Zetterberg admits that concepts such as Estonian and Estonia’s history are problematic. The first Estonians (around 3000 BC) were assimilated with the predecessors of the Baltic, North-Germanic and West-Slavic peoples. They established permanent settlements, protected by fortifications, and applied themselves to agriculture. The border situation varied greatly over time. The term ”Estonian” was first used in the nineteenth century during the national awakening. The purpose was to make the ”un-German” Estonians visible as a modern European people, with a cultural will and identity of their own.
During the Middle Ages, Estonia becomes part of European history. The Estonians were converted to Christianity by German crusaders — this process lasted up until about 1230. Over the following centuries, Estonia was invaded by Denmark, Poland, Sweden and Russia. Estonia became a leading center for northern Europe’s trade network. The towns Tallinn (Reval), Tartu (Dorpat), Viljandi and Pärnu were members of the Hanseatic League.

ZETTERBERGS WRITES extensively about the Swedish era (1561–1721), which in Estonian history writing is called ”the good old Swedish era”. The Swedish regents initiated an extensive program of reforms. They introduced Swedish law, and in 1630 a Court of Appeal was established in Tartu. Two years later, a university was founded in the same town. As a result of investment in popular education, most young Estonians were literate by the end of the 1600s. Trade and industry bloomed and a civil service and state administration was developed.
At the Peace Treaty of Nystad in 1721, Sweden conceded Estonia to Russia. Zetterberg’s characterization of the Russian era is relatively neutral. Serfdom was abolished (1820), the peasants’ situation improved and a modernization process was initiated. The national awakening received impulses from Europe; the Russification of the late 1800s hastened its development.

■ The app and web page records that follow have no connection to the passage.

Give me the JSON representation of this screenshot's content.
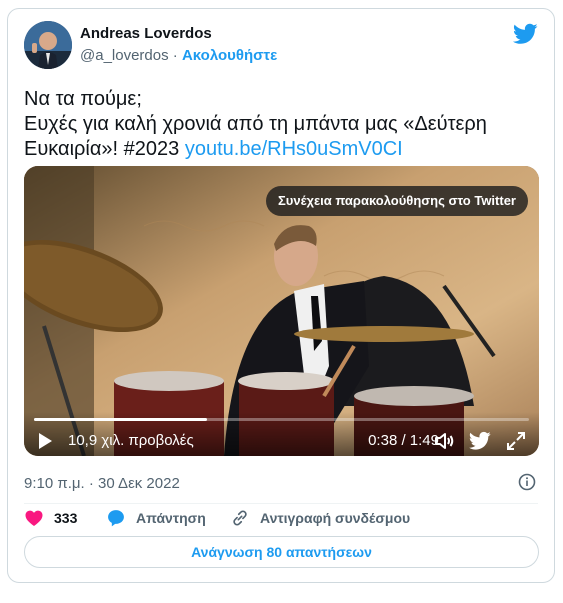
{
  "author": {
    "name": "Andreas Loverdos",
    "handle": "@a_loverdos",
    "separator": "·",
    "follow_label": "Ακολουθήστε"
  },
  "tweet": {
    "line1": "Να τα πούμε;",
    "line2": "Ευχές για καλή χρονιά από τη μπάντα μας «Δεύτερη",
    "line3_text": "Ευκαιρία»! #2023 ",
    "link": "youtu.be/RHs0uSmV0CI"
  },
  "video": {
    "overlay_label": "Συνέχεια παρακολούθησης στο Twitter",
    "views": "10,9 χιλ. προβολές",
    "time": "0:38 / 1:49",
    "progress": 0.35
  },
  "meta": {
    "datetime": "9:10 π.μ. · 30 Δεκ 2022"
  },
  "actions": {
    "likes": "333",
    "reply_label": "Απάντηση",
    "copy_link_label": "Αντιγραφή συνδέσμου"
  },
  "read_replies_label": "Ανάγνωση 80 απαντήσεων",
  "colors": {
    "accent": "#1d9bf0",
    "like": "#f91880",
    "text": "#0f1419",
    "secondary": "#536471"
  },
  "icons": [
    "twitter-bird-icon",
    "play-icon",
    "volume-icon",
    "twitter-logo-icon",
    "fullscreen-icon",
    "info-icon",
    "heart-icon",
    "reply-bubble-icon",
    "link-icon"
  ]
}
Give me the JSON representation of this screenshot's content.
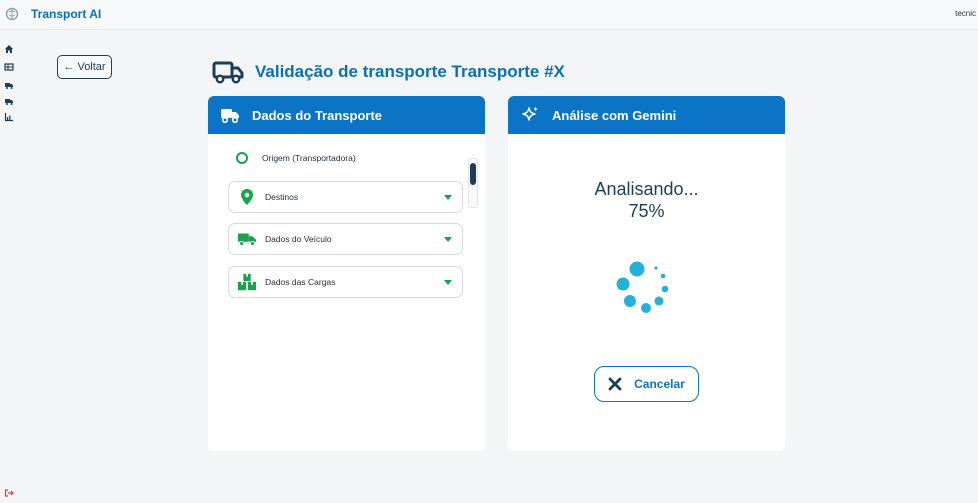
{
  "app": {
    "title": "Transport AI",
    "user": "tecnic"
  },
  "back_button": {
    "label": "← Voltar"
  },
  "page": {
    "title": "Validação de transporte Transporte #X"
  },
  "left_card": {
    "title": "Dados do Transporte",
    "origin_label": "Origem (Transportadora)",
    "sections": [
      {
        "label": "Destinos",
        "icon": "map-pin-icon"
      },
      {
        "label": "Dados do Veículo",
        "icon": "truck-icon"
      },
      {
        "label": "Dados das Cargas",
        "icon": "boxes-icon"
      }
    ]
  },
  "right_card": {
    "title": "Análise com Gemini",
    "status_line1": "Analisando...",
    "status_progress": "75%",
    "progress_fraction": 0.75,
    "cancel_label": "Cancelar"
  },
  "sidebar": {
    "items": [
      "home-icon",
      "table-icon",
      "truck-icon",
      "truck-icon",
      "chart-icon"
    ],
    "bottom": "logout-icon"
  },
  "colors": {
    "primary": "#0b74c4",
    "title_blue": "#0b6fb8",
    "green": "#16a34a",
    "dark": "#1e3e57",
    "spinner": "#26b0d8"
  }
}
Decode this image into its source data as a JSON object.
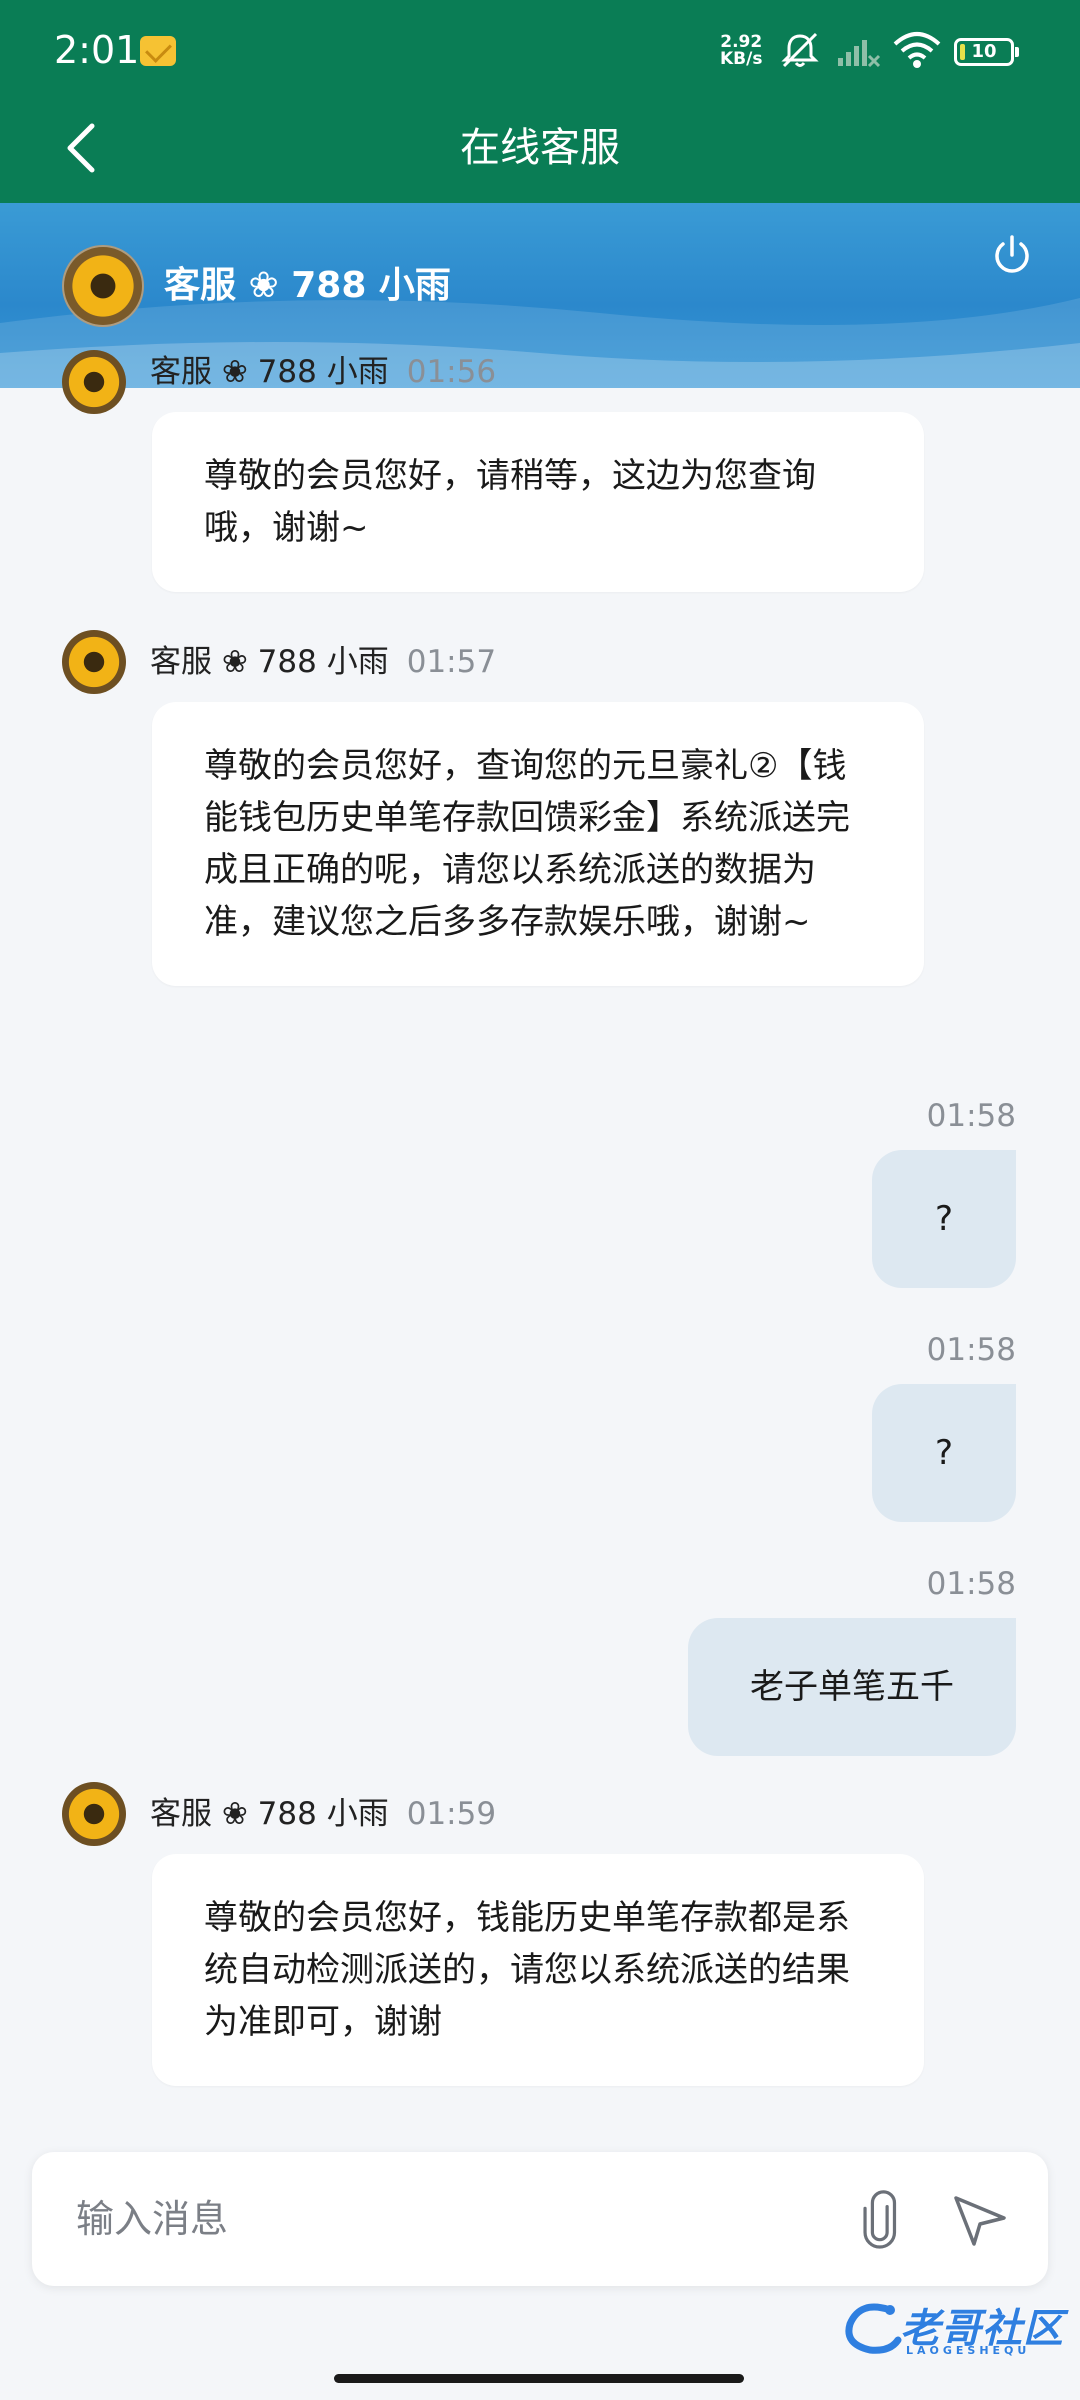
{
  "status_bar": {
    "time": "2:01",
    "net_speed_value": "2.92",
    "net_speed_unit": "KB/s",
    "battery": "10"
  },
  "header": {
    "title": "在线客服"
  },
  "agent": {
    "name": "客服 ❀ 788 小雨"
  },
  "messages": [
    {
      "sender": "客服 ❀ 788 小雨",
      "time": "01:56",
      "text": "尊敬的会员您好，请稍等，这边为您查询哦，谢谢~"
    },
    {
      "sender": "客服 ❀ 788 小雨",
      "time": "01:57",
      "text": "尊敬的会员您好，查询您的元旦豪礼②【钱能钱包历史单笔存款回馈彩金】系统派送完成且正确的呢，请您以系统派送的数据为准，建议您之后多多存款娱乐哦，谢谢~"
    },
    {
      "sender": "me",
      "time": "01:58",
      "text": "?"
    },
    {
      "sender": "me",
      "time": "01:58",
      "text": "?"
    },
    {
      "sender": "me",
      "time": "01:58",
      "text": "老子单笔五千"
    },
    {
      "sender": "客服 ❀ 788 小雨",
      "time": "01:59",
      "text": "尊敬的会员您好，钱能历史单笔存款都是系统自动检测派送的，请您以系统派送的结果为准即可，谢谢"
    }
  ],
  "composer": {
    "placeholder": "输入消息"
  },
  "watermark": {
    "text": "老哥社区",
    "sub": "LAOGESHEQU"
  },
  "colors": {
    "app_bar": "#0a7d55",
    "banner": "#2b88cc",
    "outgoing_bubble": "#dde8f1",
    "incoming_bubble": "#ffffff"
  }
}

The ”singing” national movement increased in strength, and symbolized a popular will to be free.
So-called Young-Estonian elite groups took the lead in culture and politics.

DURING THE 1900s, Estonia was positioned in the shadow of two great powers: Germany and Russia (the Soviet Union). The country balanced between two world wars, several occupations and peace treaties. After World War I, Estonia got a taste of independence, but in 1940 it was united with the Soviet Union. Zetterberg offers a thorough and balanced description of these events, uncovers national and historical myths and analyzes the development of Estonia’s history in a broader European context. This is also meant to give us a better understanding of August 20, 1991, when the 1918 Declaration of Independence was restored. For Estonia, this became an important historical and symbolic date. The nation’s constitution was reinstituted. Estonia got its own currency, a Parliament and a head of state. Estonia became a part of Europe. Again. ≈

+ Seppo Zetterberg Viron historia [The History of Estonia] Suomalaisen Kirjallisuuden Seuran toimituksia 1118 [Publication of Finnish Literary Society]. Hämeenlinna, 2007, 810 pages